Dale was born and raised in the Philippines in the relatively westernized city of Angeles, a town populated by many retired U.S. military veterans and Americans. He was raised in a financially stable family after being adopted by his aunt, Divina B. Dale, and uncle and retired U.S Airman, James J. Dale, both of whom he proudly calls mother and father.
Around the age of ten, his father decided he should begin the naturalization process so he could get his U.S. citizenship. They briefly moved to Guam, and by the age of 11, he was officially a U.S. citizen.
"It's something I'm really grateful for because not everyone gets that opportunity," explained Dale. "Not everyone gets to leave the country and be a U.S. citizen."
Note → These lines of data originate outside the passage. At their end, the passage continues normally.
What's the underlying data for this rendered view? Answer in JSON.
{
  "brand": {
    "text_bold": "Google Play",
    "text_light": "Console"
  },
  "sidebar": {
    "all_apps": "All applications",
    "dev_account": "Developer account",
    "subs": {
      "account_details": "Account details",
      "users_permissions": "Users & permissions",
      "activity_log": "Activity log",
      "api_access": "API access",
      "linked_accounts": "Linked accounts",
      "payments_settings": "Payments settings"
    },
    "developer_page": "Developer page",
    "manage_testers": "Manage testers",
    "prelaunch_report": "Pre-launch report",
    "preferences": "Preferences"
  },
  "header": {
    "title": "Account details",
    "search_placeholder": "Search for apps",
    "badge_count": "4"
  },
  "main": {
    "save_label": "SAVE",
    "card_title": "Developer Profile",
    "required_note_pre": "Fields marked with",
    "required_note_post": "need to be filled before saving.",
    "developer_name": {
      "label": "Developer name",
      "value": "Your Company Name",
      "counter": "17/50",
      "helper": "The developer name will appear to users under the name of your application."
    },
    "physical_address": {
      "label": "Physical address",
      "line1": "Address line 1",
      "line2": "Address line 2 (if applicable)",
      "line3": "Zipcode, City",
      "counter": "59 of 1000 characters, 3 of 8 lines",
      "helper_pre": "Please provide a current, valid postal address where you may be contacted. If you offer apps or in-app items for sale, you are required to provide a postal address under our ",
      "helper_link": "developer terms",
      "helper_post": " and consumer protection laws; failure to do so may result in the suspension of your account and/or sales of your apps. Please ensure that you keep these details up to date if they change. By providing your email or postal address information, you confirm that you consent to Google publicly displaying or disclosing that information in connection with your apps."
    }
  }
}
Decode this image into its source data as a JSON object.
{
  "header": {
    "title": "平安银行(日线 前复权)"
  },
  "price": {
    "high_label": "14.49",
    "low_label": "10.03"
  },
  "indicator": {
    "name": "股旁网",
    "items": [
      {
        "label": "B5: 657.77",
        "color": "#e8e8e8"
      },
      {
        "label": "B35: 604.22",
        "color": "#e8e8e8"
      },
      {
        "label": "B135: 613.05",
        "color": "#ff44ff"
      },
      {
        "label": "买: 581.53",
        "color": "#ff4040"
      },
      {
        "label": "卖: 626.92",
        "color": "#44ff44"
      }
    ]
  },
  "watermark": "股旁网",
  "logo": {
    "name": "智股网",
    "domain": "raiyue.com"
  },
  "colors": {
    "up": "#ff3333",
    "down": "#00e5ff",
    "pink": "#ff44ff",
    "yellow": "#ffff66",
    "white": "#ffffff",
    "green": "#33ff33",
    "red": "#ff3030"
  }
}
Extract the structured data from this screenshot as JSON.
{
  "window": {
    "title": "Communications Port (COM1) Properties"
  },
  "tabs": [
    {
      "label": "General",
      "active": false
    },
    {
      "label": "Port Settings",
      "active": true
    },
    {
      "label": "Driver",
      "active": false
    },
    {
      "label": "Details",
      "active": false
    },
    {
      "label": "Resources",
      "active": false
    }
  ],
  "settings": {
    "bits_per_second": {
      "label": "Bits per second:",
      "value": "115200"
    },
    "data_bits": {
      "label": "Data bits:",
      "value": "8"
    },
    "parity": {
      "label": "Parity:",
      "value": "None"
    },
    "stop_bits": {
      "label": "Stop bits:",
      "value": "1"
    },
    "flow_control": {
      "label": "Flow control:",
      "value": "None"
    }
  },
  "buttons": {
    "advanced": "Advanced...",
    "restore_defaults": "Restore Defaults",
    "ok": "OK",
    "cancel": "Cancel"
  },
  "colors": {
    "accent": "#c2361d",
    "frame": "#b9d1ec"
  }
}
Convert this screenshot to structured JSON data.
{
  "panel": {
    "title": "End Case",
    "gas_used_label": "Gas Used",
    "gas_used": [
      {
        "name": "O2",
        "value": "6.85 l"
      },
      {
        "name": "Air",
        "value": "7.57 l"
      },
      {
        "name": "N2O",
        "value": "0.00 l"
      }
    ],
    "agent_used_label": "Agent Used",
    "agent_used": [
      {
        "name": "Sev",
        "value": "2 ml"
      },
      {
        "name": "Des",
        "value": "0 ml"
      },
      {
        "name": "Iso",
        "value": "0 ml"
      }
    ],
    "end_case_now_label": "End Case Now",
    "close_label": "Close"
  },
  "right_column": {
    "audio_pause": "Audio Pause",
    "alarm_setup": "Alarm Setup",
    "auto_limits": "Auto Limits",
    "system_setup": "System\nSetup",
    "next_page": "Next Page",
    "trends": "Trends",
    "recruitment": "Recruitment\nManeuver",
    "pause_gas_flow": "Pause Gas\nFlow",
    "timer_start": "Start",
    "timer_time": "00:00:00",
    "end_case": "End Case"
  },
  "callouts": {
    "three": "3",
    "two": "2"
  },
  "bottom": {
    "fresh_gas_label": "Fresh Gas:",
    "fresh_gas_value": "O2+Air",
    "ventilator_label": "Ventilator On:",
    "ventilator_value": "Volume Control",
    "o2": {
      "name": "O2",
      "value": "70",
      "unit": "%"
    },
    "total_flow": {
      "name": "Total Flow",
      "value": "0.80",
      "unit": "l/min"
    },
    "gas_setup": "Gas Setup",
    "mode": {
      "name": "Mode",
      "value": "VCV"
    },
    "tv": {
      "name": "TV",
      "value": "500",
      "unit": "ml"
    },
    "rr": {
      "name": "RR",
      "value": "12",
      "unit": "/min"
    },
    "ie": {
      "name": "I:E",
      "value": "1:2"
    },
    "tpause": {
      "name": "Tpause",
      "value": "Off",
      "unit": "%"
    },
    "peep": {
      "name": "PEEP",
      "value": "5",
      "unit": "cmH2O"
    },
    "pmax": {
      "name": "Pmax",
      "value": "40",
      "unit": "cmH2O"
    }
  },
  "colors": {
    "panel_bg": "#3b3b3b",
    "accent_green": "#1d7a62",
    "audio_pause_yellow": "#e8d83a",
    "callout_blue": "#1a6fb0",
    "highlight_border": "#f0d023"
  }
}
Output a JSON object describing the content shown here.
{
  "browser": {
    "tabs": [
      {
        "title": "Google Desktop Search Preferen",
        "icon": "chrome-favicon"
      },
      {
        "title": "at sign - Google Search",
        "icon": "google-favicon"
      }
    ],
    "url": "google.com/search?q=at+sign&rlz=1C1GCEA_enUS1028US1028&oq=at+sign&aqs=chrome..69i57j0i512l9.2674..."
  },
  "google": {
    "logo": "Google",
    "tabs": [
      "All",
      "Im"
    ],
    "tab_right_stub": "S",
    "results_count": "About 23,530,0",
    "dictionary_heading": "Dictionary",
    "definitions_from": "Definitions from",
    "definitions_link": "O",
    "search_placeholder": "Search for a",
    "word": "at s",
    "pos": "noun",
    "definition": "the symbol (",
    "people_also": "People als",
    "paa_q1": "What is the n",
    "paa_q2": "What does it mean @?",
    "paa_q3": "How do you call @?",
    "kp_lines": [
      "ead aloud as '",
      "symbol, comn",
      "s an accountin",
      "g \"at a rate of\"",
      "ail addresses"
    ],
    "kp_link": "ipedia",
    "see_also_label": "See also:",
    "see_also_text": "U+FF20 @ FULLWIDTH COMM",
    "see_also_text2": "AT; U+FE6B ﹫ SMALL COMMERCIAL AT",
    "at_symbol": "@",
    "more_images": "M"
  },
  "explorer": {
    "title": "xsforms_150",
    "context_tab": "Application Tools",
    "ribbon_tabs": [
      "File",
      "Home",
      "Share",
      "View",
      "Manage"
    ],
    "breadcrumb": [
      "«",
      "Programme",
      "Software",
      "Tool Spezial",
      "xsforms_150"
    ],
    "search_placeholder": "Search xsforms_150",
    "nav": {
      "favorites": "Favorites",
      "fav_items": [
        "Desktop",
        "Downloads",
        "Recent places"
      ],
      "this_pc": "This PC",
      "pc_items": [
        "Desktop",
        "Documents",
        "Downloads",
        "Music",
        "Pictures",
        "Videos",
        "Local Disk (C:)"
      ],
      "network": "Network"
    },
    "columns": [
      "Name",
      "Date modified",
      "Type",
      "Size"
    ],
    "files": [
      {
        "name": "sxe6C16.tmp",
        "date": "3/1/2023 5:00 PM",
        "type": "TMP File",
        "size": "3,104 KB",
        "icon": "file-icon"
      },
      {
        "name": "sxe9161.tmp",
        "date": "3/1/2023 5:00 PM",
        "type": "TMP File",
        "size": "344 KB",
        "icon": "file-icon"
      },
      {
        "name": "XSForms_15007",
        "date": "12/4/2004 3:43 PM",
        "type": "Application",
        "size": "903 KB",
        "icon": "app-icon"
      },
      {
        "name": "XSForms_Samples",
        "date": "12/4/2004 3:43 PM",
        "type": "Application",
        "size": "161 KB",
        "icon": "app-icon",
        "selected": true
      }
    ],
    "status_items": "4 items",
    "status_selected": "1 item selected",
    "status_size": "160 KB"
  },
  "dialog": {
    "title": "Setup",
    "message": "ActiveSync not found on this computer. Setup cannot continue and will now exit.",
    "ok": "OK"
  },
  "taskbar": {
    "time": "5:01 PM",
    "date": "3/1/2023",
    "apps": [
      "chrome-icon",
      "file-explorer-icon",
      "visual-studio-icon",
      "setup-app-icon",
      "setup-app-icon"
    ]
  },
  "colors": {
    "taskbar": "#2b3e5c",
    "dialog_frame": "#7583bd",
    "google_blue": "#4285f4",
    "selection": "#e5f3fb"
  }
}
Upon receiving his citizenship, his family returned to Angeles but going to school wasn't always easy for Dale. Even though he lived nearly his entire life in Angeles, his western upbringing made him an outcast of sorts. He was raised in an American neighborhood and grew up around Americans who spoke to him in English. Even his Filipino family talked to him in English, so he never developed a Filipino accent.
"Growing up, there were some Filipino kids who would think, 'Oh, this guy's from America. He's not a real Filipino.' That kind of hurt me because I grew up here just like [those] guys. I don't have the traditional accent, but I grew up here."
However, Dale soon found a flock to fly with - other outcasts who shared the same love for western music and entertainment. They'd gone so far as to call themselves "The Breakfast Club."
When Dale reached his mid-teens, he said he became more rebellious. Sporting a mohawk, band shirts, and punk rock and heavy metal would soon become a major influence in his life. He began having his own views on global politics but had no way to truly express himself aside from relentless debates with anyone who had the misfortune to step toe-to-toe with him.
"I was a very political person back then. I'd start talking about politics and everyone would just kind of wait for me to shut up," he said with a laugh.
He found himself torn between the politics of his nationality and his community. He said he began to realize that talk was cheap and wanted to do something bigger with his life. After graduating high school at 16, he enrolled in college. He studied mass communications for two years at Holy Angel University in Angeles to quench his thirst for global change, but after running into some academic roadblocks, he decided it was time for another change.
Dale recalled how he felt when the city of Mawari in the southern Philippine island of Mindanao was attacked by terrorists. He was shocked and knew he had to do something to help. He dropped plenty of hints to his father that he was interested in the Army and eventually his father supported the decision. After speaking to recruiters, It didn't take much to convince Dale that the U.S. Army was for him.
He attended Basic Combat Training at Fort Jackson, North Carolina, and went on to Advanced Individual Training in Fort Shepard, Texas, to become a plumber. He soon received his first assignment with the 84th Engineers in Wahiawa, Hawaii, and he was excited to start his life in the Army and living in America.
Fate had different plans for Dale. Soon after arriving at his duty station his company was called to help build a school for Exercise Balikatan. The mission was to reinforce the U.S commitment to supporting humanitarian interests of the Philippine partnership, as well as those of other regional allies and would be taking place near his hometown.
"Building this community is something I believe I'm supposed to be doing," he said. "I was always the activist kid. Always saying something but never doing anything. Now, I'm actually doing something."
Today, Dale is 20 years old. He's gone from a Filipino citizen to American citizen and punk activist to Soldier. However, the one thing that never changed was his urge to make the world a better place.
"I've had regrets in the past, but I wouldn't change anything because it's led me to this moment of being in the Army and honestly everything's been going great for me so far. I'm doing what I like doing. I'm serving my country."